Which of the lines below hold "viewentry"? Please return each one.
The records Block Start
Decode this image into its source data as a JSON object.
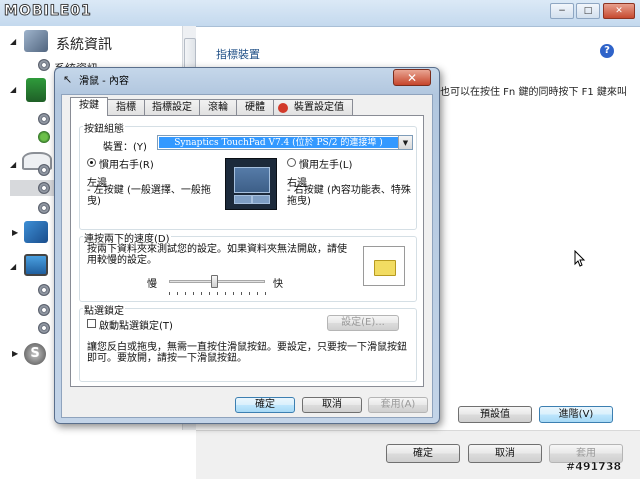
{
  "logo_text": "MOBILE01",
  "window_controls": {
    "minimize": "−",
    "maximize": "□",
    "close": "✕"
  },
  "tree": {
    "title": "系統資訊",
    "subitem": "系統資訊"
  },
  "panel": {
    "title": "指標裝置",
    "help_label": "?",
    "fn_text": "也可以在按住 Fn 鍵的同時按下 F1 鍵來叫"
  },
  "outer_buttons": {
    "defaults": "預設值",
    "advanced": "進階(V)",
    "ok": "確定",
    "cancel": "取消",
    "apply": "套用"
  },
  "watermark": "#491738",
  "dialog": {
    "title": "滑鼠 - 內容",
    "close_label": "✕",
    "tabs": [
      "按鍵",
      "指標",
      "指標設定",
      "滾輪",
      "硬體",
      "裝置設定值"
    ],
    "button_config": {
      "legend": "按鈕組態",
      "device_label": "裝置：(Y)",
      "device_value": "Synaptics TouchPad V7.4 (位於 PS/2 的連接埠 )",
      "right_hand": "慣用右手(R)",
      "left_hand": "慣用左手(L)",
      "left_title": "左邊",
      "left_desc": "- 左按鍵 (一般選擇、一般拖曳)",
      "right_title": "右邊",
      "right_desc": "- 右按鍵 (內容功能表、特殊拖曳)"
    },
    "double_click": {
      "legend": "連按兩下的速度(D)",
      "desc": "按兩下資料夾來測試您的設定。如果資料夾無法開啟，請使用較慢的設定。",
      "slow": "慢",
      "fast": "快",
      "speed_fraction": 0.47
    },
    "click_lock": {
      "legend": "點選鎖定",
      "enable": "啟動點選鎖定(T)",
      "settings_button": "設定(E)...",
      "desc": "讓您反白或拖曳，無需一直按住滑鼠按鈕。要設定，只要按一下滑鼠按鈕即可。要放開，請按一下滑鼠按鈕。"
    },
    "buttons": {
      "ok": "確定",
      "cancel": "取消",
      "apply": "套用(A)"
    }
  }
}
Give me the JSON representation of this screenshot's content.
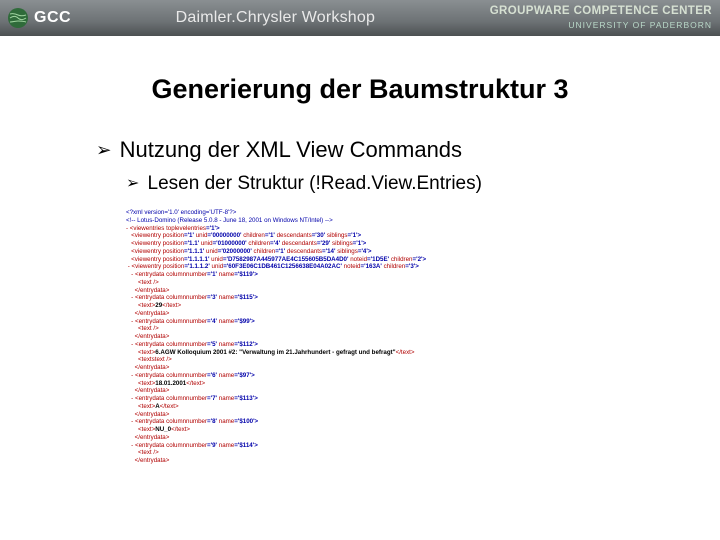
{
  "header": {
    "logo_text": "GCC",
    "title": "Daimler.Chrysler Workshop",
    "org_line1": "GROUPWARE COMPETENCE CENTER",
    "org_line2": "UNIVERSITY OF PADERBORN"
  },
  "slide": {
    "title": "Generierung der Baumstruktur 3"
  },
  "bullets": {
    "b1": "Nutzung der XML View Commands",
    "b2": "Lesen der Struktur (!Read.View.Entries)"
  },
  "xml": {
    "l01": "<?xml version='1.0' encoding='UTF-8'?>",
    "l02": "<!-- Lotus-Domino (Release 5.0.8 - June 18, 2001 on Windows NT/Intel) -->",
    "l03_a_open": "<viewentries ",
    "l03_a_attr": "toplevelentries",
    "l03_a_val": "='1'>",
    "l04_open": "<viewentry ",
    "l04_pos": "position",
    "l04_posv": "='1' ",
    "l04_uid": "unid",
    "l04_uidv": "='00000000' ",
    "l04_ch": "children",
    "l04_chv": "='1' ",
    "l04_de": "descendants",
    "l04_dev": "='30' ",
    "l04_sib": "siblings",
    "l04_sibv": "='1'>",
    "l05_open": "<viewentry ",
    "l05_pos": "position",
    "l05_posv": "='1.1' ",
    "l05_uid": "unid",
    "l05_uidv": "='01000000' ",
    "l05_ch": "children",
    "l05_chv": "='4' ",
    "l05_de": "descendants",
    "l05_dev": "='29' ",
    "l05_sib": "siblings",
    "l05_sibv": "='1'>",
    "l06_open": "<viewentry ",
    "l06_pos": "position",
    "l06_posv": "='1.1.1' ",
    "l06_uid": "unid",
    "l06_uidv": "='02000000' ",
    "l06_ch": "children",
    "l06_chv": "='1' ",
    "l06_de": "descendants",
    "l06_dev": "='14' ",
    "l06_sib": "siblings",
    "l06_sibv": "='4'>",
    "l07_open": "<viewentry ",
    "l07_pos": "position",
    "l07_posv": "='1.1.1.1' ",
    "l07_uid": "unid",
    "l07_uidv": "='D7582987A445977AE4C155605B5DA4D0' ",
    "l07_note": "noteid",
    "l07_notev": "='1D5E' ",
    "l07_ch": "children",
    "l07_chv": "='2'>",
    "l08_open": "<viewentry ",
    "l08_pos": "position",
    "l08_posv": "='1.1.1.2' ",
    "l08_uid": "unid",
    "l08_uidv": "='60F3E06C1DB461C1256638E04A02AC' ",
    "l08_note": "noteid",
    "l08_notev": "='163A' ",
    "l08_ch": "children",
    "l08_chv": "='3'>",
    "l09_open": "<entrydata ",
    "l09_cn": "columnnumber",
    "l09_cnv": "='1' ",
    "l09_nm": "name",
    "l09_nmv": "='$119'>",
    "l10_text_open": "<text />",
    "l11_close_ed": "</entrydata>",
    "l12_open": "<entrydata ",
    "l12_cn": "columnnumber",
    "l12_cnv": "='3' ",
    "l12_nm": "name",
    "l12_nmv": "='$115'>",
    "l13_text_open": "<text>",
    "l13_txt": "29",
    "l13_text_close": "</text>",
    "l14_close_ed": "</entrydata>",
    "l15_open": "<entrydata ",
    "l15_cn": "columnnumber",
    "l15_cnv": "='4' ",
    "l15_nm": "name",
    "l15_nmv": "='$99'>",
    "l16_text_open": "<text />",
    "l17_close_ed": "</entrydata>",
    "l18_open": "<entrydata ",
    "l18_cn": "columnnumber",
    "l18_cnv": "='5' ",
    "l18_nm": "name",
    "l18_nmv": "='$112'>",
    "l19_text_open": "<text>",
    "l19_txt": "6.AGW Kolloquium 2001 #2: \"Verwaltung im 21.Jahrhundert - gefragt und befragt\"",
    "l19_text_close": "</text>",
    "l20_text_open2": "<textstext />",
    "l21_close_ed": "</entrydata>",
    "l22_open": "<entrydata ",
    "l22_cn": "columnnumber",
    "l22_cnv": "='6' ",
    "l22_nm": "name",
    "l22_nmv": "='$97'>",
    "l23_text_open": "<text>",
    "l23_txt": "18.01.2001",
    "l23_text_close": "</text>",
    "l24_close_ed": "</entrydata>",
    "l25_open": "<entrydata ",
    "l25_cn": "columnnumber",
    "l25_cnv": "='7' ",
    "l25_nm": "name",
    "l25_nmv": "='$113'>",
    "l26_text_open": "<text>",
    "l26_txt": "A",
    "l26_text_close": "</text>",
    "l27_close_ed": "</entrydata>",
    "l28_open": "<entrydata ",
    "l28_cn": "columnnumber",
    "l28_cnv": "='8' ",
    "l28_nm": "name",
    "l28_nmv": "='$100'>",
    "l29_text_open": "<text>",
    "l29_txt": "NU_0",
    "l29_text_close": "</text>",
    "l30_close_ed": "</entrydata>",
    "l31_open": "<entrydata ",
    "l31_cn": "columnnumber",
    "l31_cnv": "='9' ",
    "l31_nm": "name",
    "l31_nmv": "='$114'>",
    "l32_text_open": "<text />",
    "l33_close_ed": "</entrydata>"
  }
}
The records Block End
* _Task result_
    "l04_open": "<viewentry ",
    "l05_open": "<viewentry ",
    "l06_open": "<viewentry ",
    "l07_open": "<viewentry ",
    "l08_open": "<viewentry ",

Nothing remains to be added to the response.